The opinion of the court was delivered by: Stiehl, District Judge
Plaintiff, a former detainee at the Madison County Jail, brings this action for deprivations of his constitutional rights pursuant to 42 U.S.C. § 1983. This case is now before the Court for a preliminary review of the complaint pursuant to 28 U.S.C. § 1915A, which provides:
(a) Screening.-- The court shall review, before docketing, if feasible or, in any event, as soon as practicable after docketing, a complaint in a civil action in which a prisoner seeks redress from a governmental entity or officer or employee of a governmental entity.
(b) Grounds for Dismissal.-- On review, the court shall identify cognizable claims or dismiss the complaint, or any portion of the complaint, if the complaint--
(1) is frivolous, malicious, or fails to state a claim on which relief may be granted; or

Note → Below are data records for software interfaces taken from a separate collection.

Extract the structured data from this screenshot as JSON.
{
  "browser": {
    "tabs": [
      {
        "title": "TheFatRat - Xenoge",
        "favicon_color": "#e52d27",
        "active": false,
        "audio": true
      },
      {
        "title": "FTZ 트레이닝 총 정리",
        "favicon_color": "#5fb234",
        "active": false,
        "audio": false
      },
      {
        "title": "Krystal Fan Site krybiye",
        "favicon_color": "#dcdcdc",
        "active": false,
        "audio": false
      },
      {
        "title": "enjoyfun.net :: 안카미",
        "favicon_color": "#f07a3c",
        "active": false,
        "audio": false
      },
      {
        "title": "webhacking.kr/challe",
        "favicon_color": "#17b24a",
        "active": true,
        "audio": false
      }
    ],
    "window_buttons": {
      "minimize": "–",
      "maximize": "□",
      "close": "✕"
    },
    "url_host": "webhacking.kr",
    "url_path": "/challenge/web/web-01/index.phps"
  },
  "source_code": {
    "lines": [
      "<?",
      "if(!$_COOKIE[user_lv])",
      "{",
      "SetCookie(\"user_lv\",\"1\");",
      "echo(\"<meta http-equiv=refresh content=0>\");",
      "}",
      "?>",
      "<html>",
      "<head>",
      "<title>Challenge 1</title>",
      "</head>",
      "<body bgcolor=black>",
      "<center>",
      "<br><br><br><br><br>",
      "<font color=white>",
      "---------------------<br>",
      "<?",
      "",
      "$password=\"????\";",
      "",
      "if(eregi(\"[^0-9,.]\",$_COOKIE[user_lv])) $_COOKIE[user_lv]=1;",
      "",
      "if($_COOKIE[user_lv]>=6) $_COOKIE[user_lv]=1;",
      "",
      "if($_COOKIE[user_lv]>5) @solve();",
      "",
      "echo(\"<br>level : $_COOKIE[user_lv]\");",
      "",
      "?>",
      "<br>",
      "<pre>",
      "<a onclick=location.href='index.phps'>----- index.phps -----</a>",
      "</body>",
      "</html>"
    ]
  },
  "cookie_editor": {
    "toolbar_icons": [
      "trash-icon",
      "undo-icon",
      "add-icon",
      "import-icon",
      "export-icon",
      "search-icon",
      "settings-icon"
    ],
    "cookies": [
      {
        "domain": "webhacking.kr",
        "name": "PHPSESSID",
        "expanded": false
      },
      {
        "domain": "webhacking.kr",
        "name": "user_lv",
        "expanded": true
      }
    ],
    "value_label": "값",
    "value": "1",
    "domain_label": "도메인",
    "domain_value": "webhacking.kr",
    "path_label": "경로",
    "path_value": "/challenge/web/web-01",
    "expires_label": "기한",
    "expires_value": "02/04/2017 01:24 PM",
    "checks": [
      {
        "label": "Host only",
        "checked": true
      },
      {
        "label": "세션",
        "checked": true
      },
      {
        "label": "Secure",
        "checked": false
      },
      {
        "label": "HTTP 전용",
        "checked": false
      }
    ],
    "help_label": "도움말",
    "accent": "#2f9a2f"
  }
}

(2) seeks monetary relief from a defendant who is immune from such relief.
28 U.S.C. § 1915A. An action or claim is frivolous if "it lacks an arguable basis either in law or in fact." Neitzke v. Williams, 490 U.S. 319, 325 (1989). Upon careful review of the complaint and any supporting exhibits, the Court finds it appropriate to exercise its authority under § 1915A; portions of this action are subject to summary dismissal for failure to state a claim.
To facilitate the orderly management of future proceedings in this case, and in accordance with the objectives of Federal Rules of Civil Procedure 8(f) and 10(b), the Court finds it appropriate to break the claims in Plaintiff's pro se complaint and other pleadings into numbered counts, as shown below. The parties and the Court will use these designations in all future pleadings and orders, unless otherwise directed by a judicial officer of this Court. The designation of these counts does not constitute an opinion as to their merit.
COUNT 1: Against all defendants for imposing punishment on Plaintiff without due process of law.
COUNT 2: Against all defendants for denial of access to courts. COUNT 3: Against all defendants for denial of visitation privileges.
To state a claim under § 1983, a plaintiff must allege the violation of a right secured by the Constitution and laws of the United States, and must show that the alleged deprivation was committed by a person acting under color of state law. West v. Atkins, 487 U.S. 42, 48 (1988). Generally, confinement of pretrial detainees may not be punitive, because "under the Due Process Clause, a detainee may not be punished prior to an adjudication of guilt." Bell v. Wolfish, 441 U.S. 520, 535 (1979). Thus, conditions of pretrial confinement must be "reasonably related to a legitimate governmental objective." Id. at 539. See also Murphy v. Walker, 51 F.3d 714, 717 (7th Cir. 1995); Brownell v. Figel, 950 F.2d 1285 (7th Cir. 1991). At the same time, "[t]he conditions of imprisonment, whether of pretrial detainees or of convicted criminals, do not reach even the threshold of constitutional concern until a showing is made of 'genuine privations and hardship over an extended period of time.'" Duran v. Elrod, 760 F.2d 756, 759 (7th Cir. 1985).
Plaintiff states that after an "altercation" with a guard in the Madison County Jail in March 2005, he was placed in "the hole," and remained there for over one year. The ant-infested cell in segregation had inadequate lighting, inadequate ventilation, no hot water, no mirror, no toilet paper, and the walls were smeared with urine, feces, and pepper spray. He was stripped of all of his clothing, and given only a "suicide suit" to wear and a "suicide blanket" for sleeping. He was not allowed any legal materials, mail, or phone privileges for two months, until May 2005. He had to sleep on the concrete floor until he was issued a mattress in July 2005. He was denied clothing until August 2005, and then he was allowed only the Madison County Jail jumpsuit. He was denied underwear until December 2005. He was denied any correspondence from family until November 2005. He was denied correspondence to his family or his attorney, all writing materials, commissary privileges, and cleaning supplies for one year, until March 2006. Visitation with both family and his attorney ...